But that may not be the case for long.
Native ads and the high-volume world of real-time bidding are on course to come together, with the most difficult hurdle, the technological one, all but cleared thanks to the introduction of Facebook's FBX exchange ads.
Here's why: In order to serve Facebook's FBX ads -- and reap the corresponding revenue -- demand side platforms such as The Trade Desk, Turn and MediaMath were forced to build text functionality into their display platforms. That retrofitting, bringing text into the equation for the first time, paved the way for other text-based ads, such as sponsored content, to move through the platforms as well.
"Facebook runs an auction to serve text and another shape of a banner," said Jeff Green, CEO of demand side platform, The Trade Desk. "There's no reason why we can't just do text."
"We really can support any creative type, as long as it's bits and bytes," said Turn CEO Bill Demas.
Publishers lose control
For native ads to become commonplace on real-time bidding, though, a number of obstacles must be overcome. While native ads may be ready to "go RTB," publishers also need to be willing to give up some control over what content ends up on their sites -- a necessary component of participating in a real time, automated buying world. Given the controversies that have erupted over direct-sold native ads, RTB-sold native ads might make even the most flexible publishers a bit queasy.
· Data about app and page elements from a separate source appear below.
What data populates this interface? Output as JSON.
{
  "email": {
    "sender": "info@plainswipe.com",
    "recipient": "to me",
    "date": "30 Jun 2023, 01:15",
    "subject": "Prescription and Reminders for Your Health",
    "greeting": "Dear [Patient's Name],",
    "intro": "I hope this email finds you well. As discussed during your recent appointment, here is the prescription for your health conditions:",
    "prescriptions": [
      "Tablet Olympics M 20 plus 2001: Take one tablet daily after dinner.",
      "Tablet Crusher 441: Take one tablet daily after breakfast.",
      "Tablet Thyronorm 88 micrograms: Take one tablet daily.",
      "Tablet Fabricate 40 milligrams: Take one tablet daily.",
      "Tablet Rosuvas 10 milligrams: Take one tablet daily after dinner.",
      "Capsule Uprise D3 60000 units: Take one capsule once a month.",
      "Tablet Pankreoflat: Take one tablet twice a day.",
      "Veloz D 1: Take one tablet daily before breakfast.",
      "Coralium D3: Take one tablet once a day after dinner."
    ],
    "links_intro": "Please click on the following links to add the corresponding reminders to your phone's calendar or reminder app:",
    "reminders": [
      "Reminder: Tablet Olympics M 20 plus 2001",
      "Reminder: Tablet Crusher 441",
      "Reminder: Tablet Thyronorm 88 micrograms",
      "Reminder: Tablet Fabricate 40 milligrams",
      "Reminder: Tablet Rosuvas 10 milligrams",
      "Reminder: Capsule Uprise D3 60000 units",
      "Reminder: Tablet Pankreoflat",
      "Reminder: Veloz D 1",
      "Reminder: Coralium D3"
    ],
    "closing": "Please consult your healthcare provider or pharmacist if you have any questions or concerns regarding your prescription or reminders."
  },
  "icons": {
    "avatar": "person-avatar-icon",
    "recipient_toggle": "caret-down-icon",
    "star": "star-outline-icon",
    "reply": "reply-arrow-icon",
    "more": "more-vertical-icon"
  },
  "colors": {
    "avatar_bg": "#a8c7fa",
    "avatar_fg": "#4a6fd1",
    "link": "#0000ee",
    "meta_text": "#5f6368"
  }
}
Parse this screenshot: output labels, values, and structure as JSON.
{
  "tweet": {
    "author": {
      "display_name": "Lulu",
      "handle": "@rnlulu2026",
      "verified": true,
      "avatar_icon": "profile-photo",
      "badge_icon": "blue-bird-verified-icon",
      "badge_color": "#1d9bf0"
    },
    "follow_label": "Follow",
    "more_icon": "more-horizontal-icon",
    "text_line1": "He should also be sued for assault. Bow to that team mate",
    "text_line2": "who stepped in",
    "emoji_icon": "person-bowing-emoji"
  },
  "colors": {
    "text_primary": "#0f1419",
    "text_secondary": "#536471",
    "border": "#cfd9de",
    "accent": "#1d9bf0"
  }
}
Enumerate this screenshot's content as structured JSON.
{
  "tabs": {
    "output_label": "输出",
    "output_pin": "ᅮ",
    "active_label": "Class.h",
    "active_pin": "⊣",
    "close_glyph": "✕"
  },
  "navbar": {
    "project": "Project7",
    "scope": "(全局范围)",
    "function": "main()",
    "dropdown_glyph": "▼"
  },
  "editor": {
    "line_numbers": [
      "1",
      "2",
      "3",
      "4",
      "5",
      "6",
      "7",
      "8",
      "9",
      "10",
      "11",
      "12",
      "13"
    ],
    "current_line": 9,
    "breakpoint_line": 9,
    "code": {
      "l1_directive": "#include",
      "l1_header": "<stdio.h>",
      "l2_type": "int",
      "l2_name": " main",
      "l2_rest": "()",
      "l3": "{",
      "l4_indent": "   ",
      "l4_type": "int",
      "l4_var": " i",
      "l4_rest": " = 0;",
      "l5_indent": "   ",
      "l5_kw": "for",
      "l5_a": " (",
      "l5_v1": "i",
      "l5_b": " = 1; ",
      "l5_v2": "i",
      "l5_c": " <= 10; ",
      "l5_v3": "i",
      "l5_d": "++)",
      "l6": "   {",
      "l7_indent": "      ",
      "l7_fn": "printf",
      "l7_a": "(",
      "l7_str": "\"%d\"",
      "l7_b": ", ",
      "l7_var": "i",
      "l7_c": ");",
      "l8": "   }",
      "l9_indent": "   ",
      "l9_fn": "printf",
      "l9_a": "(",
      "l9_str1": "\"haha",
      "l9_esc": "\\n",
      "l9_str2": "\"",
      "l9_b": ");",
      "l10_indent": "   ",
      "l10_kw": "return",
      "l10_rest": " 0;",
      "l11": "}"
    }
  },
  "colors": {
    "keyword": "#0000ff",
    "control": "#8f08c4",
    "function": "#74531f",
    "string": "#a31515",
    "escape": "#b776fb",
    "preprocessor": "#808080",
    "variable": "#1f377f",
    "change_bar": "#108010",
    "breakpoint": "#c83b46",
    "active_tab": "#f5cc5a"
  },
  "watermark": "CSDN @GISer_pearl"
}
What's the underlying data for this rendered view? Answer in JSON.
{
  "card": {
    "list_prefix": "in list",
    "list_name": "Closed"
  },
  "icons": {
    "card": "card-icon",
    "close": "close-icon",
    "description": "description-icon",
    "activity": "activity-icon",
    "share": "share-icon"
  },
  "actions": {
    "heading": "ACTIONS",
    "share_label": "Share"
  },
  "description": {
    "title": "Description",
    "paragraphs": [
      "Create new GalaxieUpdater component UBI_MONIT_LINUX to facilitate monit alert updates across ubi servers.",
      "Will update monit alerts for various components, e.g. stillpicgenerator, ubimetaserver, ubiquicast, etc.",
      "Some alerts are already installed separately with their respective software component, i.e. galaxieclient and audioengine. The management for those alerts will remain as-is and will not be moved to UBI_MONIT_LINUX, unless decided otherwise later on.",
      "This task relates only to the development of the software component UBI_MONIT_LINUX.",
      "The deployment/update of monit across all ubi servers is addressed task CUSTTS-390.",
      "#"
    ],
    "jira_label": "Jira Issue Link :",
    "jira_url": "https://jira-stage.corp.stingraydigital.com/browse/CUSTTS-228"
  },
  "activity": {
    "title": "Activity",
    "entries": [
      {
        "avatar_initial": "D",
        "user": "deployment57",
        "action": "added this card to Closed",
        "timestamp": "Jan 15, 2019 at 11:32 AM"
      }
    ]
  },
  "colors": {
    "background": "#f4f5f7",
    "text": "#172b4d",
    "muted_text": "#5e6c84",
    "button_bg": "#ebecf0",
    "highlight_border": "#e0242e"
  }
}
And there would also need to be some form of standardization, said Mr. Green. Getting access to FBX inventory was worth building out new functionality, simply because there was so much of it. A similar effort would likely be worthwhile if Twitter introduces RTB Twitter ads via MoPub. But building for numerous varieties of sponsored posts may not be worth a similar effort in each case.
Several companies, such as Nativo and Sharethrough, are working to standardize native ads so they can be sold at scale, so an integration between them and the demand side platforms may not be far fetched.
"Absolutely, we're going to make our inventory available through the other, more standard programmatic platforms," said Sharethrough CEO Dan Greenberg. "For us to solidify that leadership position, it's not about creating a walled garden. It's about putting that inventory in a place where people want to buy it."
Mr. Green said The Trade Desk has had discussions with a number of such companies about potential partnerships.
Lots of hype
Mr. Demas however cautioned that, in this case, the hype may be in front of the reality. "Native is getting a lot of buzz in the press," he said. "How much I'm hearing about it from advertisers and publishers who really want to execute this is certainly less than the hype."
Still, with the functionality there and the need for scale and precision evident, the introduction of native to RTB is likely not far away.
"It's not in the next month, but it's within the next year," said Mr. Greenberg.
"I think you'll see exciting things happen in six months or less," offered Mr. Green.